Take every line containing "photo" out of the records.

'''

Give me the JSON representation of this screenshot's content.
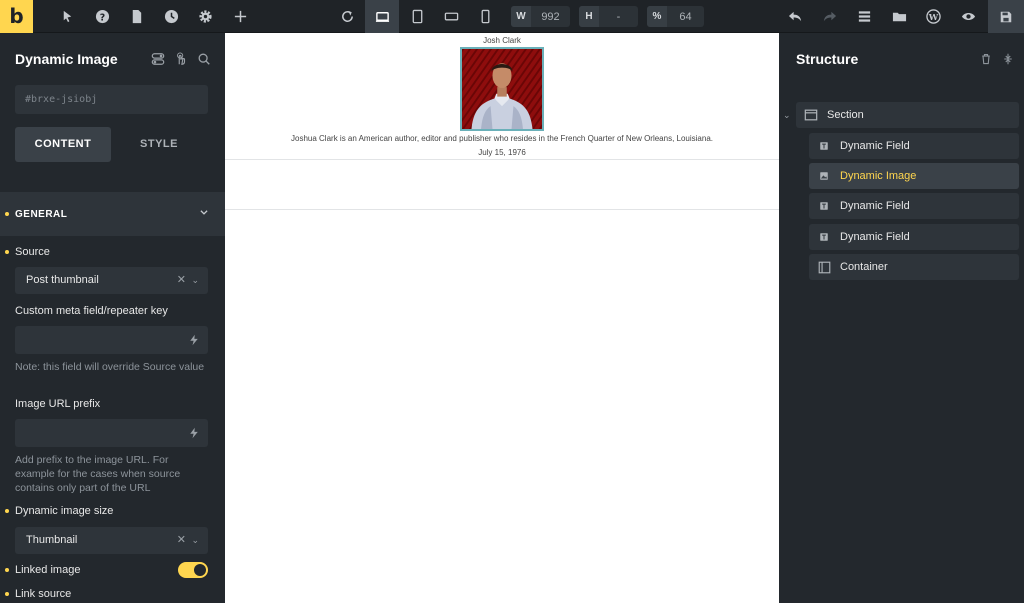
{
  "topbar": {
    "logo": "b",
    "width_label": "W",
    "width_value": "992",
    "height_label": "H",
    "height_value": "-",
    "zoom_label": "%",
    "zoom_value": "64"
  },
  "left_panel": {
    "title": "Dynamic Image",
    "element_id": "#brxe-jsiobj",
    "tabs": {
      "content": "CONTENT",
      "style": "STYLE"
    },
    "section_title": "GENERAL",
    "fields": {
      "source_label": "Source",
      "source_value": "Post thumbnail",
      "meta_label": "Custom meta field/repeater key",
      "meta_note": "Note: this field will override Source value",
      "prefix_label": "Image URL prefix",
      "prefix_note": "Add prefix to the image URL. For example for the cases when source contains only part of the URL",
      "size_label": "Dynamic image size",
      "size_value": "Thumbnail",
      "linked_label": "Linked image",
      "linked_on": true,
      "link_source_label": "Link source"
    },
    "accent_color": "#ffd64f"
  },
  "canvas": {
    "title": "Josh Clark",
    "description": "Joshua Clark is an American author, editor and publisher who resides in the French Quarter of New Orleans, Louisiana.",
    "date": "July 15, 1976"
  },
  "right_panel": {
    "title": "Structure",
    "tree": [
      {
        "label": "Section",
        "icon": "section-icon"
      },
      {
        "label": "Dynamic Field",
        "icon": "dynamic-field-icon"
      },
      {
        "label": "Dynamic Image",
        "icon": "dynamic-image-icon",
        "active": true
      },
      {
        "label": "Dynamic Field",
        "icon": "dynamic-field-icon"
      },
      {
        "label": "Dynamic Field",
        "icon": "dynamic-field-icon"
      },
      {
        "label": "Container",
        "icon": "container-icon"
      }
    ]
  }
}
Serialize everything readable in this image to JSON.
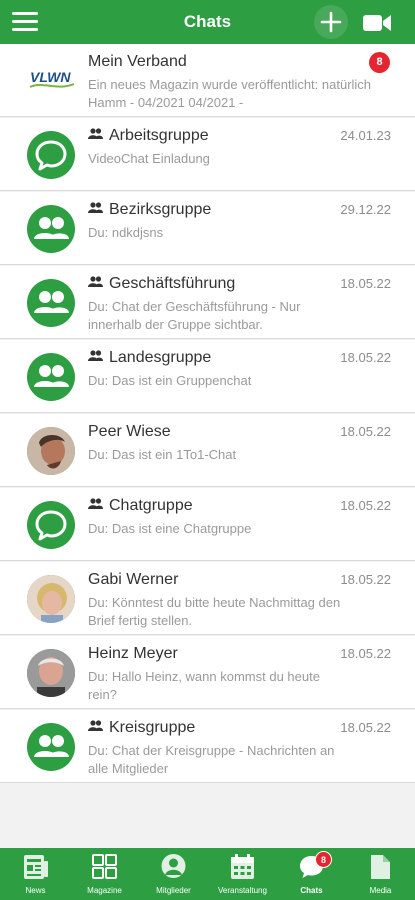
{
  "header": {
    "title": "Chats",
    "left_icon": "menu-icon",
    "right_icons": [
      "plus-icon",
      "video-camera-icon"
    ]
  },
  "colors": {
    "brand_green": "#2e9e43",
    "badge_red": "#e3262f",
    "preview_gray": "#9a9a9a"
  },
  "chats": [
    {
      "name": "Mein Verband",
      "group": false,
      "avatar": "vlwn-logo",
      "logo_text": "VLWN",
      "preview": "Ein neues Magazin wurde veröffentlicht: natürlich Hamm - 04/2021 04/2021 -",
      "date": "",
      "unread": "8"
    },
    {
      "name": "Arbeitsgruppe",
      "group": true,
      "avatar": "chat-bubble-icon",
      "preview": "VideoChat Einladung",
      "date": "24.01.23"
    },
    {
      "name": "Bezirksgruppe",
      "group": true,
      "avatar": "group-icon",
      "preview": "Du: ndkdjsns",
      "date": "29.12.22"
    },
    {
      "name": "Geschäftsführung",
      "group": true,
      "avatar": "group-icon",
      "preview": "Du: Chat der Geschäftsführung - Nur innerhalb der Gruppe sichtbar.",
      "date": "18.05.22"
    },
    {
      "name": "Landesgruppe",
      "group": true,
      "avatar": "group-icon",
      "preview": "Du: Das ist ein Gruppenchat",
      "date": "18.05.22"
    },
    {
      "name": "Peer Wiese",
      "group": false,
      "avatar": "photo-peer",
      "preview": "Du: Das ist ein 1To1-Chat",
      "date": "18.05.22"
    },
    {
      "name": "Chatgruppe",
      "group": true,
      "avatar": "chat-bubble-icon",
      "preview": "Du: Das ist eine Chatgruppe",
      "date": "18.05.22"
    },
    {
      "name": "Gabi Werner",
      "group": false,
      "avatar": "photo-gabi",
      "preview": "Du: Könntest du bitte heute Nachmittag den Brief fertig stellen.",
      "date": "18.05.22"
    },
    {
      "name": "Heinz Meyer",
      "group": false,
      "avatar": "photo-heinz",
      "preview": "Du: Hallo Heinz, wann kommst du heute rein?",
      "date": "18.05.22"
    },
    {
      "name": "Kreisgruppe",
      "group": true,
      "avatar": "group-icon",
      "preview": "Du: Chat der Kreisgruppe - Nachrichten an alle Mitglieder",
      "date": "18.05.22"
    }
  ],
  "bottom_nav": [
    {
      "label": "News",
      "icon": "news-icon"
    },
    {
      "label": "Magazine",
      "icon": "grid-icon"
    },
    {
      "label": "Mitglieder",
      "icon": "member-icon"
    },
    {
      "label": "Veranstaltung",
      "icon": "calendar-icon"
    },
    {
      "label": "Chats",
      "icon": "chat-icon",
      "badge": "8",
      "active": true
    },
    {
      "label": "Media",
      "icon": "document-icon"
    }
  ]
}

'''

- [Solution to the exercise]
      "avatar": "photo-peer",
      "avatar": "photo-gabi",
      "avatar": "photo-heinz",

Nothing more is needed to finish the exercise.